Task prompt: Across the data below, in how many lines does the word "value" appear? Give only the number.

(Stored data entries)
========
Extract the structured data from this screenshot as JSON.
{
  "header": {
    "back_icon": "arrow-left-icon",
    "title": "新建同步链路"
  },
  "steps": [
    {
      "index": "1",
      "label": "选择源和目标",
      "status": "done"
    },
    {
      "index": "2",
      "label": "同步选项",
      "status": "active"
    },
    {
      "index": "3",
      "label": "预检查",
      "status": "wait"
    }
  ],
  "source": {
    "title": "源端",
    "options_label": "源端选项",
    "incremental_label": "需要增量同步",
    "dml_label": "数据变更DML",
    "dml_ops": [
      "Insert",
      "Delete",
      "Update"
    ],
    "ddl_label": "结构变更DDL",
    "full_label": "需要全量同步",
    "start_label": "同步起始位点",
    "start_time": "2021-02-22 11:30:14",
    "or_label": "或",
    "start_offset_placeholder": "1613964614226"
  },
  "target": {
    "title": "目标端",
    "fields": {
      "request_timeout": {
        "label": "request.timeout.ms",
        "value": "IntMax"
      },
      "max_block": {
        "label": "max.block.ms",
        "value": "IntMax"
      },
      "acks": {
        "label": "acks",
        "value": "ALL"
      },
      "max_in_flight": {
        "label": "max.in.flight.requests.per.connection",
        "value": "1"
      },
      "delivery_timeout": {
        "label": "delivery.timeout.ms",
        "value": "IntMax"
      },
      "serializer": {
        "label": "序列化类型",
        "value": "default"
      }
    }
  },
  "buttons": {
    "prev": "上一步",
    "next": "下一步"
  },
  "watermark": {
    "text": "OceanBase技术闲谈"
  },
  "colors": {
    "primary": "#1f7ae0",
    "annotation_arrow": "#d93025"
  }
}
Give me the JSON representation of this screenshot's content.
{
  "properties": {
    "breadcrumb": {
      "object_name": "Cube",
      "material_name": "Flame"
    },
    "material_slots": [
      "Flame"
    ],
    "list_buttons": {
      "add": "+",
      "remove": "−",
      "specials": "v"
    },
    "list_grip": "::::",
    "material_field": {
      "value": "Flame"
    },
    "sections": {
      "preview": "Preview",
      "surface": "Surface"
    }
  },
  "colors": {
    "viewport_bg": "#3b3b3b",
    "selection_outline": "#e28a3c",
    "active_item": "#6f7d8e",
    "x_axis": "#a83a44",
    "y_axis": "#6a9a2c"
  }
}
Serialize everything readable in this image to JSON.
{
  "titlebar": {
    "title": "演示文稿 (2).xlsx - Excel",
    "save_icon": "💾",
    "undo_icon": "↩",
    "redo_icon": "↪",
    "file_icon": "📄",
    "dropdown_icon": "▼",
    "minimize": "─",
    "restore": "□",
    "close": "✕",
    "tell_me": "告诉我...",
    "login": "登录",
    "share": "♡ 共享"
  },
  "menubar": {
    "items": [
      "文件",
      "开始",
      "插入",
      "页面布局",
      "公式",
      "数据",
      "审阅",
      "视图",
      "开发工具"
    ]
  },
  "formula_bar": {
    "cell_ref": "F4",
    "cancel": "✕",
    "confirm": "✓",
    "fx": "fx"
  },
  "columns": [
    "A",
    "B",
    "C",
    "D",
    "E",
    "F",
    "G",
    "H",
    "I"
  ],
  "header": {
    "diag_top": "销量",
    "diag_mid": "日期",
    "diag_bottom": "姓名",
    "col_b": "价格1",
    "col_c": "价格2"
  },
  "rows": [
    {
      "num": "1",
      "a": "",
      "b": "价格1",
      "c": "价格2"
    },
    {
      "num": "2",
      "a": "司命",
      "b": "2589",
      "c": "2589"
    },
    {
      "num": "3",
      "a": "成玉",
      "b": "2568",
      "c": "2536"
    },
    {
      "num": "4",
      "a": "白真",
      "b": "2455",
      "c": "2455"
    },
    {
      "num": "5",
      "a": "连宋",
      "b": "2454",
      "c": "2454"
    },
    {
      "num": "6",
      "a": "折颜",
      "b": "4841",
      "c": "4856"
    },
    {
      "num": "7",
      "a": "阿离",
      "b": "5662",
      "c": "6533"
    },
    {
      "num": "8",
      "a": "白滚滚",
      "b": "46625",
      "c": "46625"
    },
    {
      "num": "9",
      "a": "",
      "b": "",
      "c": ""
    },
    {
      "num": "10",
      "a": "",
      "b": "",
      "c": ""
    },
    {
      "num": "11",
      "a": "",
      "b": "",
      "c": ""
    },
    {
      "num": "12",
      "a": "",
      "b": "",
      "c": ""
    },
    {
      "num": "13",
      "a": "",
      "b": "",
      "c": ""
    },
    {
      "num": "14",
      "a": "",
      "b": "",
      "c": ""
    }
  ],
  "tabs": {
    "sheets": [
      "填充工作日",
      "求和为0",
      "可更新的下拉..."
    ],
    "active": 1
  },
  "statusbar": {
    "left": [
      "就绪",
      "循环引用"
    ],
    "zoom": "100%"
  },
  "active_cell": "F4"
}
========
Solution below: 7